**Your assignment:** Retype the whole listing, please, keeping every line exact and dropping the pictures.

"""

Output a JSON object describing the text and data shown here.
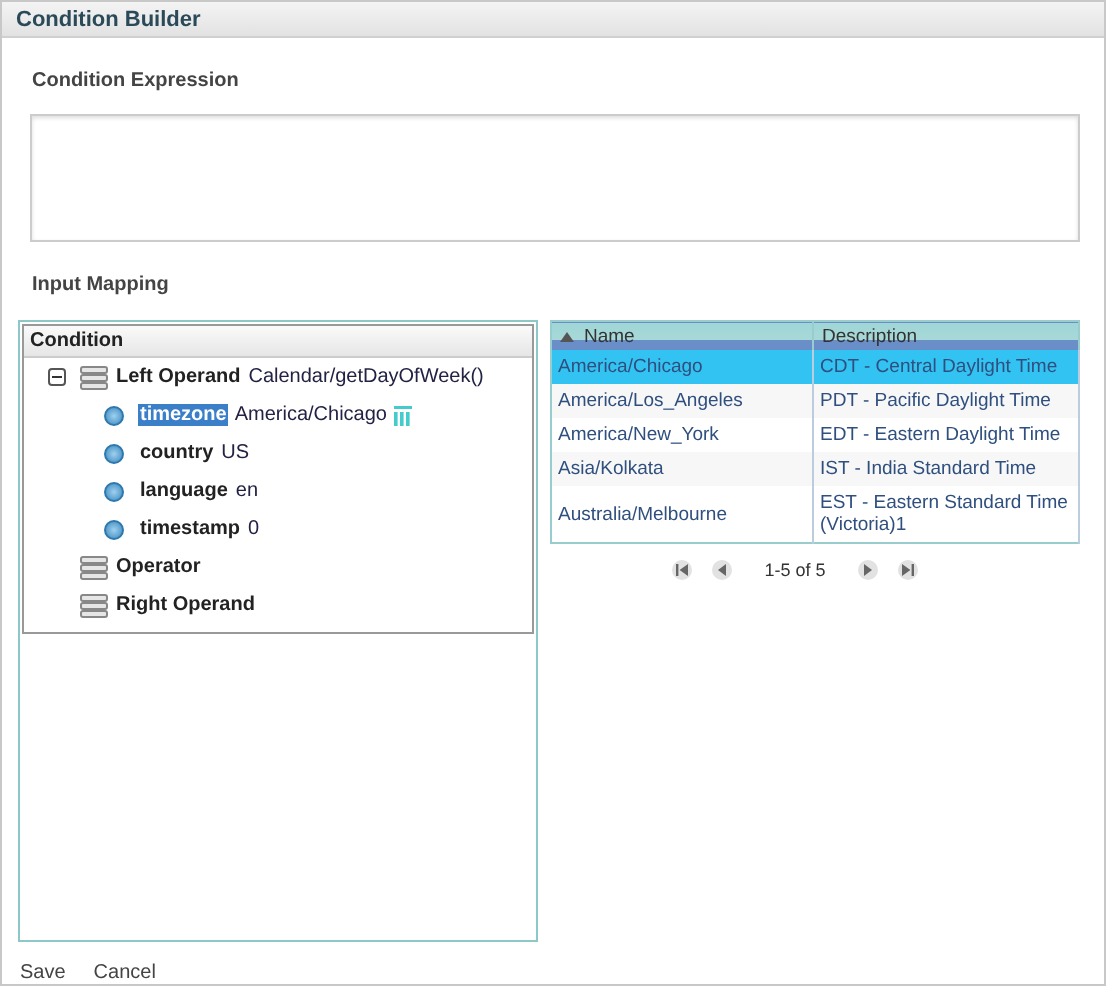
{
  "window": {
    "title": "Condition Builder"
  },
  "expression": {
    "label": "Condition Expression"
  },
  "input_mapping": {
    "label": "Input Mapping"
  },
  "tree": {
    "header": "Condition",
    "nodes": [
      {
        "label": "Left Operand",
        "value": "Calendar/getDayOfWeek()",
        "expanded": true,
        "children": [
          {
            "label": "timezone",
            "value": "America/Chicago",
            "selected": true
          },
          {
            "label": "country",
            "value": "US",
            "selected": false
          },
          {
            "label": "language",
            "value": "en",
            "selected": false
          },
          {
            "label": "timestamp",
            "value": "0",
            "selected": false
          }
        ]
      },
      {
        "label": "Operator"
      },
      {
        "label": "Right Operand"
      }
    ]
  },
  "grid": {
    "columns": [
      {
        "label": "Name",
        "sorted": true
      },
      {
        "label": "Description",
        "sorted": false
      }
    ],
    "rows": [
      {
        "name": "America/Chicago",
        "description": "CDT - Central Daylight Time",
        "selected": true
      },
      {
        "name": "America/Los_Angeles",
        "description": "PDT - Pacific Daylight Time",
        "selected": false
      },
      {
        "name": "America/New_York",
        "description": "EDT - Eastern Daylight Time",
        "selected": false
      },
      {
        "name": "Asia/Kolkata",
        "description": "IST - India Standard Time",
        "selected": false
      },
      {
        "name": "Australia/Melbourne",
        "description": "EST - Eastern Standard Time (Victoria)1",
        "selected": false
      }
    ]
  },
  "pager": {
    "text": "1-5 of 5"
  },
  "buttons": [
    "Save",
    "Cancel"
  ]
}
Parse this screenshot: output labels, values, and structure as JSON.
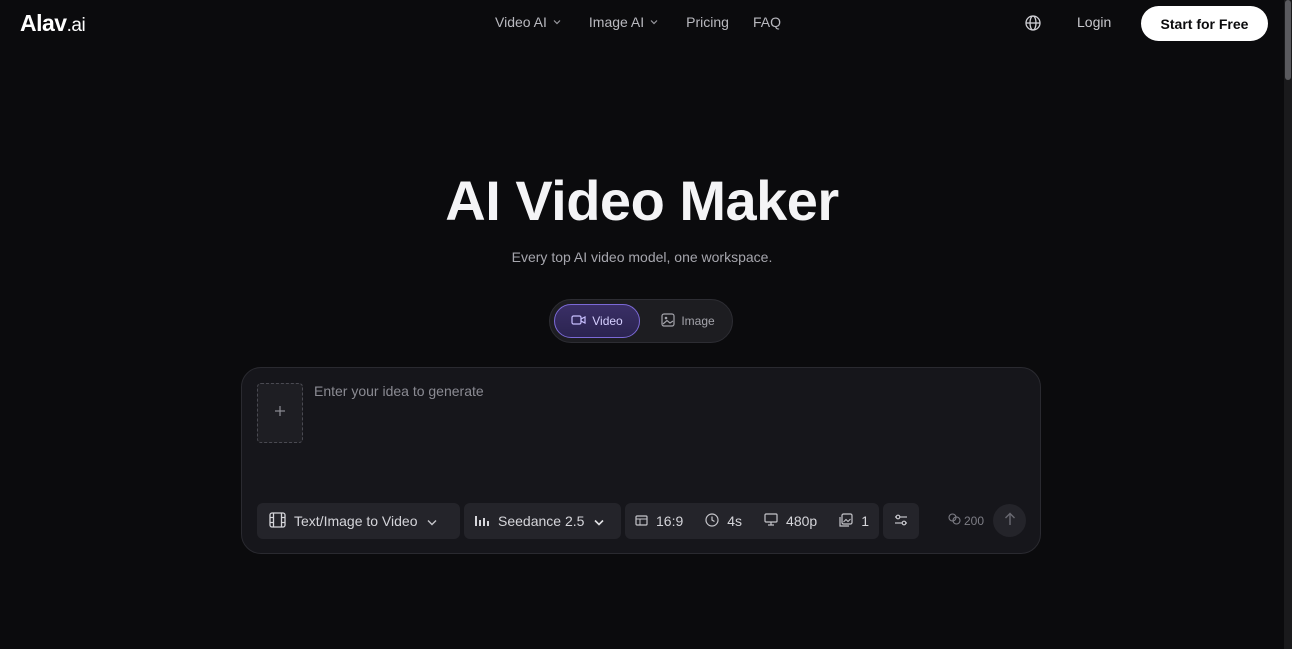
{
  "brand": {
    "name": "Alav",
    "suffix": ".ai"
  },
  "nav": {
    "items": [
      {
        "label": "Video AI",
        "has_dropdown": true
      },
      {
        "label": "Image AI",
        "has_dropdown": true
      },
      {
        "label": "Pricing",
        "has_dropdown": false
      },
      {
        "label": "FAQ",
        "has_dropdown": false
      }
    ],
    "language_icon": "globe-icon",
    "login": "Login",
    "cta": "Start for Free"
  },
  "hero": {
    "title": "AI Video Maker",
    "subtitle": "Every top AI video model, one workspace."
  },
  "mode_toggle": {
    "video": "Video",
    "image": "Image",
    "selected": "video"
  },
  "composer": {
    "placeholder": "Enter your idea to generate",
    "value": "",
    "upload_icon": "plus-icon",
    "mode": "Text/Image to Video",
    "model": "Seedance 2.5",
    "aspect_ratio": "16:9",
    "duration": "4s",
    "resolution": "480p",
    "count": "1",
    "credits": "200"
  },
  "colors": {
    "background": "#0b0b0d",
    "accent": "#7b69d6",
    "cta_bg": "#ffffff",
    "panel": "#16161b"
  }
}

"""

**Written reply:**
Output a JSON object describing the text and data shown here.
{
  "window": {
    "title": "Condition Builder"
  },
  "expression": {
    "label": "Condition Expression"
  },
  "input_mapping": {
    "label": "Input Mapping"
  },
  "tree": {
    "header": "Condition",
    "nodes": [
      {
        "label": "Left Operand",
        "value": "Calendar/getDayOfWeek()",
        "expanded": true,
        "children": [
          {
            "label": "timezone",
            "value": "America/Chicago",
            "selected": true
          },
          {
            "label": "country",
            "value": "US",
            "selected": false
          },
          {
            "label": "language",
            "value": "en",
            "selected": false
          },
          {
            "label": "timestamp",
            "value": "0",
            "selected": false
          }
        ]
      },
      {
        "label": "Operator"
      },
      {
        "label": "Right Operand"
      }
    ]
  },
  "grid": {
    "columns": [
      {
        "label": "Name",
        "sorted": true
      },
      {
        "label": "Description",
        "sorted": false
      }
    ],
    "rows": [
      {
        "name": "America/Chicago",
        "description": "CDT - Central Daylight Time",
        "selected": true
      },
      {
        "name": "America/Los_Angeles",
        "description": "PDT - Pacific Daylight Time",
        "selected": false
      },
      {
        "name": "America/New_York",
        "description": "EDT - Eastern Daylight Time",
        "selected": false
      },
      {
        "name": "Asia/Kolkata",
        "description": "IST - India Standard Time",
        "selected": false
      },
      {
        "name": "Australia/Melbourne",
        "description": "EST - Eastern Standard Time (Victoria)1",
        "selected": false
      }
    ]
  },
  "pager": {
    "text": "1-5 of 5"
  },
  "buttons": [
    "Save",
    "Cancel"
  ]
}
Parse this screenshot: output labels, values, and structure as JSON.
{
  "brand": {
    "name": "Alav",
    "suffix": ".ai"
  },
  "nav": {
    "items": [
      {
        "label": "Video AI",
        "has_dropdown": true
      },
      {
        "label": "Image AI",
        "has_dropdown": true
      },
      {
        "label": "Pricing",
        "has_dropdown": false
      },
      {
        "label": "FAQ",
        "has_dropdown": false
      }
    ],
    "language_icon": "globe-icon",
    "login": "Login",
    "cta": "Start for Free"
  },
  "hero": {
    "title": "AI Video Maker",
    "subtitle": "Every top AI video model, one workspace."
  },
  "mode_toggle": {
    "video": "Video",
    "image": "Image",
    "selected": "video"
  },
  "composer": {
    "placeholder": "Enter your idea to generate",
    "value": "",
    "upload_icon": "plus-icon",
    "mode": "Text/Image to Video",
    "model": "Seedance 2.5",
    "aspect_ratio": "16:9",
    "duration": "4s",
    "resolution": "480p",
    "count": "1",
    "credits": "200"
  },
  "colors": {
    "background": "#0b0b0d",
    "accent": "#7b69d6",
    "cta_bg": "#ffffff",
    "panel": "#16161b"
  }
}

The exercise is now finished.